The podiatrist said that the person I needed to talk to was a neurologist, so I did that next. I'll never forget that day, because it's the first time I heard the letters ALS as a possible theory for what was going on with my body. The neurologist, a second-year resident with zero bedside manner, watched my arms for what he called fasciculations. My arms obliged, over and over, though it was the first time I had ever noticed the twitches. After that, I noticed nothing else. Cramps, twitching, muscle weakness and atrophy: turns out it's the recipe for ALS, especially obvious in someone my age because there's almost nothing else it could be. We traveled other avenues, did tests, and even a three-month series of intravenous treatments to rule out some other kind of neuropathy. But nothing worked, and in June, the doctors found that the disease had spread from my legs to my arms. This allowed them to classify me as an ALS patient, albeit one who only showed signs of lower motor neuron disease.
At this point, nearly 4 months after that diagnosis, I can feel nothing unusual in my hands or arms. My disease is isolated for now to my legs and feet. It's getting worse there. Though I used to walk all over the city with Scarlett, I can now make it no more than a few blocks before my legs begin to quiver and my feet just won't lift anymore. At these times, I literally feel like I could be blown over by a strong gust of wind. What does this all mean for life with a rambunctious two-year-old? It's been tough. There are times when she doesn't want to leave the park or her preschool, and I know that any other parent would just be able to pick her up (not fun, but at least possible) and wrestle her to the car. I don't have that option, and so I find myself appealing to her in a rather unattractive way to please just help me out and walk to the car. It usually doesn't work. What does work is telling her that she can have a treat, so yeah. I never really wanted to be the parent who bribes her kid. But I never wanted to be a mom with a disability either. Compromises.
I have spent some time feeling sorry for myself, and more time feeling angry. I don't like that this disease is taking things from me, that it will take more before it's through, and that there's nothing I can do but "hang in there" as the doctor who eventually diagnosed me said. But I have come to realize that I'm lucky. I'm lucky that my brand of ALS is moving slowly, that I can still walk at all, that I can take Scarlett to music class and dance with her, that I can cook dinner for my family and spend an amazing Fall day at a pumpkin patch (pics to come.) I'm lucky that I have my incredible daughter, my patient, solid husband, my family and my friends. When all else fails, I think: what if it was Scarlett who had the disease and all I could do was watch? That usually shuts me right up.
This year, as tough as it has been with the waiting, the declines in health, and the ultimate news of my diagnosis, has afforded me time to get used to the idea that my life is not going to be the life I had planned for. And although I can't always reside in a state of calm and acceptance, I am working towards it. I will probably write about this more, maybe even start a new blog about it if there is enough to say.

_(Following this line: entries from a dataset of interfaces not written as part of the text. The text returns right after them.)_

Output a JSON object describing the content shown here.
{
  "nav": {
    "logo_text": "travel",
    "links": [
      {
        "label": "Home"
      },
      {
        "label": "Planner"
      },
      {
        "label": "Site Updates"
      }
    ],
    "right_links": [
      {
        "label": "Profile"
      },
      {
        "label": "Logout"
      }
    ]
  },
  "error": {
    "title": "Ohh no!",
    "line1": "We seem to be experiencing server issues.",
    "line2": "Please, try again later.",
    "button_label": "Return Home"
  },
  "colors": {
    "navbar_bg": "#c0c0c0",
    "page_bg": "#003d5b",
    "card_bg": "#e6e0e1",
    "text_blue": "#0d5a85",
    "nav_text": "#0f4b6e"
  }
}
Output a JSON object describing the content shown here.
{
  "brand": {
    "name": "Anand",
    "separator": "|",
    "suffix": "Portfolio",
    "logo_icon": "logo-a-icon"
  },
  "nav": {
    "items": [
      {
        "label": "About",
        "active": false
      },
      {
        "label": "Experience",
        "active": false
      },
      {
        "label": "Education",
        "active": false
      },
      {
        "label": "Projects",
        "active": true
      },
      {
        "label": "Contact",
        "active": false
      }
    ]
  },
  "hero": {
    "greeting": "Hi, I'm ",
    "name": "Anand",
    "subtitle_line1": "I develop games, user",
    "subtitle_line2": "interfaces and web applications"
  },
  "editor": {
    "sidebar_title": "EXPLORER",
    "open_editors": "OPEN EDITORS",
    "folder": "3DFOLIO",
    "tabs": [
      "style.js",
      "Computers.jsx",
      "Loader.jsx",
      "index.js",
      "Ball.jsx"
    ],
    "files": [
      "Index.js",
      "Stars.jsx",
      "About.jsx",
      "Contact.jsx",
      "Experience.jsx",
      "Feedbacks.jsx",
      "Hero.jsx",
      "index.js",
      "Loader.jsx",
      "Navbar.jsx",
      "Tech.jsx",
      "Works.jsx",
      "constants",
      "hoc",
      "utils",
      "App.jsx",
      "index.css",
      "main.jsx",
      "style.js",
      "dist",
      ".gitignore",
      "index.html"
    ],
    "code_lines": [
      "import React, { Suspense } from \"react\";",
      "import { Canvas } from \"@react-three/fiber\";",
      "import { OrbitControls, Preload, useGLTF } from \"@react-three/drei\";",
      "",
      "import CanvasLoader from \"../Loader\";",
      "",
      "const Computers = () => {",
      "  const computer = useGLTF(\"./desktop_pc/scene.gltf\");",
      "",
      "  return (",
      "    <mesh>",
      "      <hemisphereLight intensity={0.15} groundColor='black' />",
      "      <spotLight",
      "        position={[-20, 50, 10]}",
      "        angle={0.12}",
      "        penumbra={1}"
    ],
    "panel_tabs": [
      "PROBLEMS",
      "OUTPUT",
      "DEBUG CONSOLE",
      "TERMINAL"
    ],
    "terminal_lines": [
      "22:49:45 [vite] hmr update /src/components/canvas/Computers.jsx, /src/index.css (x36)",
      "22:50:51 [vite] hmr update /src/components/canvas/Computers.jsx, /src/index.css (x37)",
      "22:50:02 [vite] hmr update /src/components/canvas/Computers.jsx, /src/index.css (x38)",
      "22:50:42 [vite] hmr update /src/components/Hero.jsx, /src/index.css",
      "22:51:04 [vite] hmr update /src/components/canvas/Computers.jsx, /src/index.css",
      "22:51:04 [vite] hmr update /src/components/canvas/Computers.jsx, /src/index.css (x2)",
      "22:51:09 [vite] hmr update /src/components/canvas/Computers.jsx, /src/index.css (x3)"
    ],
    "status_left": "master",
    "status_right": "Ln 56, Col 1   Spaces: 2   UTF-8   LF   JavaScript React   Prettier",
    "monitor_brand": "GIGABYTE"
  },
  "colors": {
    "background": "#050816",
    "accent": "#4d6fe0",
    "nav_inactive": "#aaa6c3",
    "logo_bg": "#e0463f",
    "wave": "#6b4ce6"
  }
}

I'm still hopeful, by the way. People overcome diseases all the time. Cures get discovered. I'm hanging in there. Still loving so many things about my life. Still thanking you for reading this.